I wanted to share this with all other turkey owners because I am genuinely shocked it worked.
One day one of my young males looked "under the weather." The next day, the dreaded sulfur yellow poop. I panicked. Now I know it is in my soil. I could see the dreaded blackhead spreading through my flock and wiping everyone out. I, of course, immediately separated him, but I didn't really know what else to do. I couldn't find any "fish zole," which is a semi-successful anti-protozoan off label medication (it's meant for fish). So, without any other options, I decided to try the old "folk remedy" of cayenne pepper. This is what I did:
Day 1: Bought high protein, high vitamin/mineral food (I free range my birds and only feed them a whole grain mixture. I figured a crumble would be best in this situation). Mix in one heaping tablespoon of cayenne pepper in to roughly 3lbs of food. I drizzled a little olive oil over the food as I mixed it to get it to stick. It looked... very spicy. But I did a little research on whether or not a bird would refuse food if it was too spicy and found some research indicating birds do not respond to the capsaicin like mammals do. So I went forward. He wasn't eating much so I tried to figure out a way to get cayenne in his water, too. Cayenne doesn't like to mix with water so I came up with the idea of putting hot sauce in his water. Specifically Franks Red Hot, which is just Cayenne, vinegar and garlic, which is everything a turkey needs in this situation!
I offered him this food and water. He didn't seem interested. So I invited another turkey to eat out of the feeder. That got him interested and he went for it! He ate a bit. Then a little later, ate a bit more. He drank some water, and that was it.

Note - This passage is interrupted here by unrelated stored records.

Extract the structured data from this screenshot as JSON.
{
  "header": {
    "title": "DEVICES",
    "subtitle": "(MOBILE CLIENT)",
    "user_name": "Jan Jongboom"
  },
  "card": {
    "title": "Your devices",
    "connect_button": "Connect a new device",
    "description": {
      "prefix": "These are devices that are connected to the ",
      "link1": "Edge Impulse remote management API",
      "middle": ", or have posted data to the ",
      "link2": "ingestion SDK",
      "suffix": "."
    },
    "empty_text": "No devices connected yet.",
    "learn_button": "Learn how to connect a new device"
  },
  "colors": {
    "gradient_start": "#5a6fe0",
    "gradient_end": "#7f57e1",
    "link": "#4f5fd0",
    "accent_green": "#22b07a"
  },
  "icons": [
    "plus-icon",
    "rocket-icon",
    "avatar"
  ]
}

Day 2: I was fully expecting to come in to a dead turkey, but no! Alive, and looking a little bit more perky. He had eaten on his own, but not much. Poops are still yellow, but he's not dead! I changed out his water for fresh "Frank's" water, and let him be. I would come in every few hours and peck at the food with my fingers. That got him interested and he would eat a bit. But other than that, left him alone.
Day 3: Still alive and looking better! Repeated day 2 tasks.
Day 4: This is when I noticed his poops were starting to contain a bit of "brown." They were still mostly yellow, but had some other more normal poop colors contained in them. I mixed up some fresh spicy feed and changed out his feed and water to fresh, extra spicy.
Day 5: Poops still mostly yellow but more brown than day 4. He's really starting to look perky. He even gave me a bit of a gobble! Changed out his water for fresh "Franks" water.
Day 6: Poop almost all brown. Dude is looking good! Crying for the other turkeys (something he hadn't done since he first started getting ill). Change out his water again and give him freshly mixed spicy food. Try not to have my heart broken by his sad cries to the other turkeys.
Day 7: Poop all brown. He's gobbling. He even tries to strut for me (it was a sad pathetic attempt but the fact he tried was amazing!). I decide he is strong enough to be able to tolerate a wormer (to get rid of the worm that carried the protozoa in the first place!). I worm him with the appropriate dosage of Valbazen and decide after three more days he can be released (so the wormer has time to take effect).
Dy 8, 9 and 10: Still feeding him the cayenne food and "Frank's" water, and he keeps getting better. Not a hint of sulfur poops, and he is looking vibrant! He wants OUT of his seclusion! On day 10, I let him back out. He was still weak, but SO happy to be back with his flock.
It is now three weeks later and he has regained almost all the condition he lost. I wormed the other turkeys as a precaution and no one else got sick. I am making sure to keep all turkeys wormed on a schedule, but it seems the others are either more resistant or just didn't eat the unlucky earthworm. I also am now going to do a once a month cayenne feeding as a precautionary treatment.
Whether or not my turkey did get blackhead and I treated it or he just got sick with something that mimicked it and he just got better on his own I don't know. I DO know this: since there really isn't any treatment for blackhead out there, I will continue to use cayenne as a preventative treatment and I will ALWAYS have it on hand just in case (since I am assuming it is in my soil now). No matter what, it's a cheap, all natural additive that won't hurt.
Hopefully no one here has to deal with blackhead but if you do, might as well try the cayenne. It may actually work for you!